Harry Potter (Part 2) – “The Bathwater”

Posted: August 7, 2012 by Josh Kwasny in Action, Drama, Family, Fantasy
Tags: , , , , , , , , , ,

Last week I shared my personal journey concerning the Harry Potter film (and book) series. In these next two posts, I will use the HP series as an example to illustrate what I am calling “The Baby and Bathwater” approach to film critique for Christians. *

Let’s begin with the “Bathwater.”

While the Harry Potter series is one complete story (the “baby” – if you will), the narrative is not presented in a vacuum. There are themes in each story that we should consider as we watch. We need to critique the “bathwater” of Harry Potter. We need to look at each tree in the HP forest even though we don’t want to miss the forest as the whole. (Okay, enough of the clichés.)

Let me say at the outset that I am not going to take up blogging real estate with a thorough biblical study of each of these themes. Instead, I am going to give a few samples of some of the troubling themes (dirty bathwater) that need to be considered from a biblical perspective.

For some Christians “critique” is the easy part. We enjoy pointing out all the dangerous messages of “the world.” Bear with me…our challenge will come next week. For others, critique is a new concept. You may say, “Movies are ‘entertainment,’ I don’t want to think.” Well, not today.

Consider three themes included in the bathwater of the Harry Potter saga…

1. Witchcraft and the Occult. Let’s begin with the most obvious. There is no such thing as a “good witch” or “good wizard.” The Bible is pretty clear that sorcery and witchcraft are evil practices. Sorcerers are never on God’s side in the Scriptures.

This, of course, is the main argument against Harry Potter. Sorcery is bad – Harry Potter is a wizard – therefore, Christians should not like Harry Potter. (Yes, I am being overly simplistic.) I will resist the temptation to say too much here (there are volumes written either defending or condemning the use of sorcery in Harry Potter – “Google” it). I will simply say this. Witchcraft is real and dangerous. It is not harmless fun. Whatever your position in regard to Harry Potter, this must be acknowledged and kept in perspective – especially for younger children. I hope you are having conversations about the occult after watching Cinderella, the Wizard of Oz, and Lord of the Rings too.

2. Children are Smart – Adults are Foolish.
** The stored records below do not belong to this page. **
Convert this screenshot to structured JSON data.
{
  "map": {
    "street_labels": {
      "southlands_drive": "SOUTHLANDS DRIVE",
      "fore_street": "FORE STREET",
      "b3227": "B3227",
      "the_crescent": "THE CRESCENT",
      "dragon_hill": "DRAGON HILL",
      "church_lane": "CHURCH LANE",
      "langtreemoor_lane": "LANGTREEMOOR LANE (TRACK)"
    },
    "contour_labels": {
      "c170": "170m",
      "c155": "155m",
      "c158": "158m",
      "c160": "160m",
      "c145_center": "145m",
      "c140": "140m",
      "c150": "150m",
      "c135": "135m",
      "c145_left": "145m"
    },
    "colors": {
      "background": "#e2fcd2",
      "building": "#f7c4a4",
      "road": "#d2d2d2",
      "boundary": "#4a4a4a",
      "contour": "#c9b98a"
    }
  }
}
This is unfortunately a fairly typical theme in stories written for children. From Inspector Gadget to Phineas and Ferb – adults are regularly portrayed as out of touch, narrow minded, and clueless. Kids, on the other hand, exhibit incredible poise and wisdom, solve the problem(s) on their own, and regularly save the day. Harry, Ron and Hermione fit this description (especially early in the series).

While I do believe that children are sometimes underestimated, it is simply an overreaction to swing to the other extreme. The book of Proverbs alone assumes the foolishness of children and the wisdom that is available from those who have walked the earth a few more years than they have.

3. Situational Ethics – (“The Gray”). This is probably the most subtle, but also devastating. The ethics of Harry Potter are pragmatic. The outcome of the situation determines whether something is good or bad. In Harry Potter you see this reflected in the fact that Harry and his pals regularly break school rules, but rarely get punished. There are little to no consequences. In fact, Harry is sometimes given rewards!

A steady diet of this theme can lead to a view that sin is relative only to the result – instead of the biblical view that sin is relative only to God. Deviation from God’s law is wrong – no matter the outcome. Yes I know that there is much more to say about this (the situation does matter). However, it is enough to say that you need some “black” and “white” extremes to navigate the “gray.”

I think you get the point. We should acknowledge the dirty bathwater and take advantage of the opportunities to discuss these things with others (especially children). We need to illuminate everything by the light of Scripture and be prepared for what we see. We may find that some of our favorite films are not as “wholesome” as we had once thought. But we also may just find a beautiful baby in some dirty bathwater. It would be a shame to miss that!

Next week: “The Baby”

_____

*I am grateful for the ministry of Walt Mueller and the Center for Parent and Youth Understanding in forming my (and other contributors at Reel Thinking) worldview and attitude towards popular culture. I highly recommend the great books and resources found at CPYU.org Thanks Walt!

Advertisements
Comments
  1. […] Last week I listed a few of the troubling themes (dirty bathwater) that are included in the story of Harry Potter. There is great wisdom in being able to recognize trouble and avoid it when necessary. We should shine the “light” of the Scriptures on everything so that we can avoid stumbling. The Bible is, after all, called “a lamp to my feet and a light to my path” (Psalm 119:105). […]

Leave a Reply

Fill in your details below or click an icon to log in:

WordPress.com Logo

You are commenting using your WordPress.com account. Log Out / Change )

Twitter picture

You are commenting using your Twitter account. Log Out / Change )

Facebook photo

You are commenting using your Facebook account. Log Out / Change )

Google+ photo

You are commenting using your Google+ account. Log Out / Change )

Connecting to %s